New research from The Australia Institute demonstrates that bringing forward Stages 2 and 3 of the Government’s income tax cuts would mainly benefit high income earners and have a very poor stimulatory effect on the economy.
- The benefits of bringing forward the income tax cuts would mainly go to high income taxpayers who are more likely to save the extra money or pay down debt.
- Almost none of the tax cuts would go to low income taxpayers who are more likely to spend it in their local community.
- If stage 2 of the tax cut is brought forward to 2021-22, 91% of the benefit goes to the top 20% while only 4% goes to the bottom half of taxpayers.
- If both stage 2 and 3 are brought forward to 2021-22, 79% of the benefit goes to the top 20% while only 3% goes to the bottom half of taxpayers.
- Neither option gives any tax cut to the bottom 20% of taxpayers.
“Bringing forward the income tax cuts would have a very poor stimulatory effect,” said Matt Grudnoff, Senior Economist at The Australia Institute.
“Stage two and three of the Government’s tax cuts will do far more to increase the savings of high income earners than encourage more spending in the economy that would help to create jobs.
“It is a simple fact of economics that high income earners are more likely to save or pay down debt with the tax cuts, rather than spend the extra funds to help stimulate the domestic economy. Low income earners, on the other hand, are far more likely to spend some or all of the extra money on much needed essentials in the domestic economy.
“Our research shows that, if the Government does choose to fast-track its income tax cuts, it will do little to improve the health of the economy and will instead increase inequality across the country.
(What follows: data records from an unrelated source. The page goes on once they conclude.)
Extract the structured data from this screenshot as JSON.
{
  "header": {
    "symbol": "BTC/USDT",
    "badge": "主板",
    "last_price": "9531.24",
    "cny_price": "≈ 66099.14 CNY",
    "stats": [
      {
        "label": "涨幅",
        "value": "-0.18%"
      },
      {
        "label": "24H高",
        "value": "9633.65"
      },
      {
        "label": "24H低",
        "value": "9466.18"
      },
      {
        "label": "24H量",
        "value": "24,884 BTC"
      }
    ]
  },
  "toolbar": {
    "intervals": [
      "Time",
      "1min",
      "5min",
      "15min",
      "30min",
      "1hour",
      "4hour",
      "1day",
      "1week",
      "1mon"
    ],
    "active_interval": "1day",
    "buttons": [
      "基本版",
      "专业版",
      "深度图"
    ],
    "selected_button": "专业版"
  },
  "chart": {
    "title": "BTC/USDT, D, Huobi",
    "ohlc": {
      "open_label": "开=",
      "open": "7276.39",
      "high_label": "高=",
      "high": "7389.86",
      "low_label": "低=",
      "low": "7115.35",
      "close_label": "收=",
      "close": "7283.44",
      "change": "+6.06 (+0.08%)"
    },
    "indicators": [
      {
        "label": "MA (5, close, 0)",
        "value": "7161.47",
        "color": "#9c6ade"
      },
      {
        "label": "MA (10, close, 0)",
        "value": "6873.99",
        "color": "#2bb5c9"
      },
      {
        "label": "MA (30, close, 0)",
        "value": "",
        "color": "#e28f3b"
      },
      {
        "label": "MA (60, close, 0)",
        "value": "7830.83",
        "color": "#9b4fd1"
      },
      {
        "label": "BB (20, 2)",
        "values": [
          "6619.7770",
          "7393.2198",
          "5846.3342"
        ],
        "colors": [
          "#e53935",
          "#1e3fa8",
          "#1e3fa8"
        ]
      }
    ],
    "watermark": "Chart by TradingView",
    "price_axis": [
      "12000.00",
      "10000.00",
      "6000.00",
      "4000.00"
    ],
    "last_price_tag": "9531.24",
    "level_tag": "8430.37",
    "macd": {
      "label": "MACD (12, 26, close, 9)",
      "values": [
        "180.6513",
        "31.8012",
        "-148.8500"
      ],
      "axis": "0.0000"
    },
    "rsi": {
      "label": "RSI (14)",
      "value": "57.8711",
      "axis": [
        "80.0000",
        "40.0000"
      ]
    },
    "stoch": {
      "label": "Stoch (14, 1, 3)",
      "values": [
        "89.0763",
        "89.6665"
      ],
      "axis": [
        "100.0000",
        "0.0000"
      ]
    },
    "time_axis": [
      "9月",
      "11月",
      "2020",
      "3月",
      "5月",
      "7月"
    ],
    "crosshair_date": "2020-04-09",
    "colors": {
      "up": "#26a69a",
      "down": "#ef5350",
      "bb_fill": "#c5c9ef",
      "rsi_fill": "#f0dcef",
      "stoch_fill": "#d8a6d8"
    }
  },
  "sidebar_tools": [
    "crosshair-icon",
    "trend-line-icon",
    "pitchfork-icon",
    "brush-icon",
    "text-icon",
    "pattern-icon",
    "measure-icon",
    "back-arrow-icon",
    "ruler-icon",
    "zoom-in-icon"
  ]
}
“A more effective way to stimulate the economy would be to invest heavily in direct employment programs or focus on supporting those who are doing it tough by maintaining or increasing the current rate of the JobSeeker supplement.”